In an individual infected with HIV, the virus uses the human cellular machinery to assemble new viral particles. But sometimes those particles contain time bombs: human APOBEC proteins that hitch a ride in the particles and mutate the virus' genetic material after it has infected a new host cell.
Unfortunately for us, the AIDS virus has evolved a counterdefense. It produces a protein called VIF (viral infectivity factor), which triggers the destruction of the retroviral restrictors, thereby preventing mutations from occurring.

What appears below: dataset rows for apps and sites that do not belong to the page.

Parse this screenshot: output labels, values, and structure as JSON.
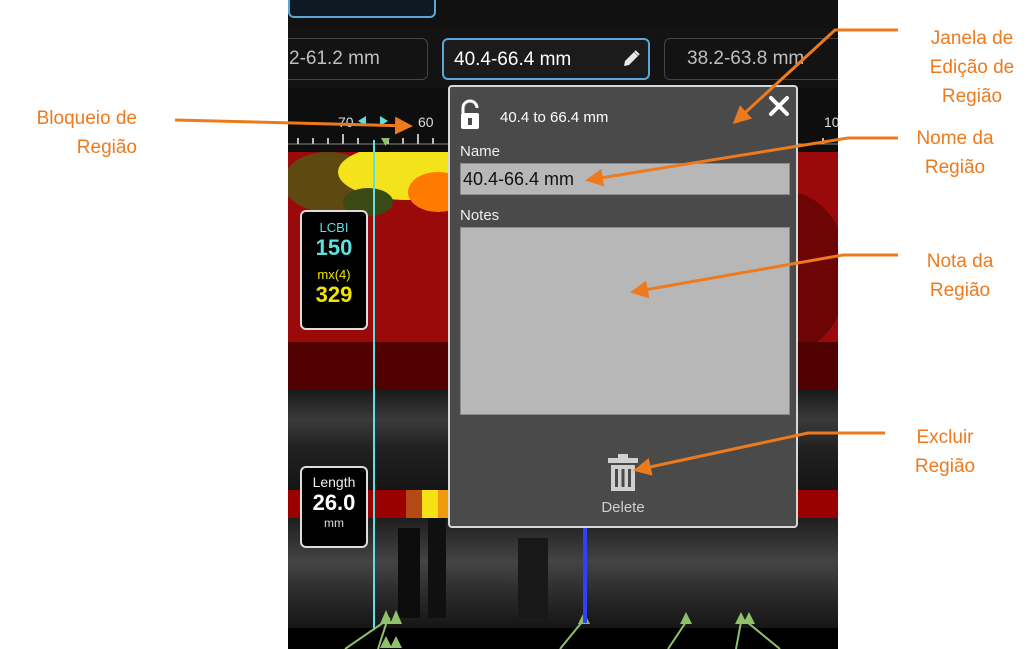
{
  "region_tabs": [
    {
      "label": "2-61.2 mm",
      "active": false
    },
    {
      "label": "40.4-66.4 mm",
      "active": true
    },
    {
      "label": "38.2-63.8 mm",
      "active": false
    }
  ],
  "ruler": {
    "labels": [
      "70",
      "60",
      "10"
    ]
  },
  "metrics": {
    "lcbi_label": "LCBI",
    "lcbi_value": "150",
    "mx_label": "mx(4)",
    "mx_value": "329",
    "length_label": "Length",
    "length_value": "26.0",
    "length_unit": "mm"
  },
  "dialog": {
    "range_text": "40.4 to 66.4 mm",
    "name_label": "Name",
    "name_value": "40.4-66.4 mm",
    "notes_label": "Notes",
    "notes_value": "",
    "delete_label": "Delete"
  },
  "annotations": {
    "lock": [
      "Bloqueio de",
      "Região"
    ],
    "edit_window": [
      "Janela de",
      "Edição de",
      "Região"
    ],
    "region_name": [
      "Nome da",
      "Região"
    ],
    "region_note": [
      "Nota da",
      "Região"
    ],
    "delete_region": [
      "Excluir",
      "Região"
    ]
  },
  "colors": {
    "annotation": "#ee7a1e",
    "accent": "#5aa8d8",
    "lcbi": "#5ee0e0",
    "mx": "#f2e600"
  }
}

What scientists don't know is whether some HIV-resistant people have forms of the retroviral restrictor proteins that can evade VIF and avoid destruction.
When DNA from the HIV virus is inserted into the human genome, it sometimes bears the scars of encounters with the APOBEC proteins. The two proteins leave different mutational "signatures," and the signature of APOBEC3F occurs more often.
This, said Harris, indicates that it might be less vulnerable to the virus' VIF counterdefense. Indeed, using a model HIV system, Harris and colleagues showed that APOBEC3F was less susceptible to VIF than APOBEC3G. Moreover, said Harris, the two proteins can account for all the anti-HIV mutational signatures apparent in HIV DNA of AIDS patients. But what function the proteins perform in non-HIV-infected people is unknown. It is also unclear whether the defense mounted by the APOBEC proteins--when not foiled by VIF--would be enough to protect a person from AIDS.
"Strong APOBEC proteins may be a factor in HIV resistance," said Harris. "We need to discover whether these proteins are essential for keeping HIV at bay in an infected individual.
"APOBECs are a 'search and destroy' defense. It's different from the defense found in some HIV-resistant people, in which the outer surfaces of their cells no longer offer footholds for the virus to attach and begin the process of infection."
Here's how the APOBEC proteins are thought to work. When the core of an HIV particle enters a cell, it contains single-stranded RNA as its genetic material. This RNA must be copied into DNA because only DNA can be inserted into the host cell's genome. As the DNA strand is being synthesized, the APOBEC proteins mutate it by changing one of DNA's four bases--cytosine--to another base, uracil. But the DNA must be further copied to become double-stranded in order to insert itself into the human genome. The DNA appears to do this without incident, copying the mutations along with the original genetic information. Harris and others have observed that if VIF is not there to interfere, the two APOBEC proteins may mutate up to 25 percent of the cytosine bases in the HIV genome, wreaking havoc with its ability to continue the infection cycle.
The two APOBEC proteins differ in which cytosines in the first DNA strand they transform into uracil. APOBEC3G will transform the second of two adjacent cytosines. APOBEC3F, on the other hand, transforms a cytosine when it follows the base thymine. Harris and colleagues observed that the two APOBEC proteins are about equally potent mutators of the viral DNA in the absence of VIF.
"The outcome for the patient may depend in part on a seesaw-like balance between the APOBECs and VIF," Harris speculated.
The work was supported by a University of Minnesota start-up grant. Harris is a Searle Scholar and the recipient of a Burroughs-Wellcome Fund Hitchings-Elion Fellowship.
Reuben Harris, 612-624-0457, firstname.lastname@example.org, through June 23;
Mark Liddament, 612-624-0459 or 612-205-5923, June 24-29
Deane Morrison, University News Service, 612-624-2346.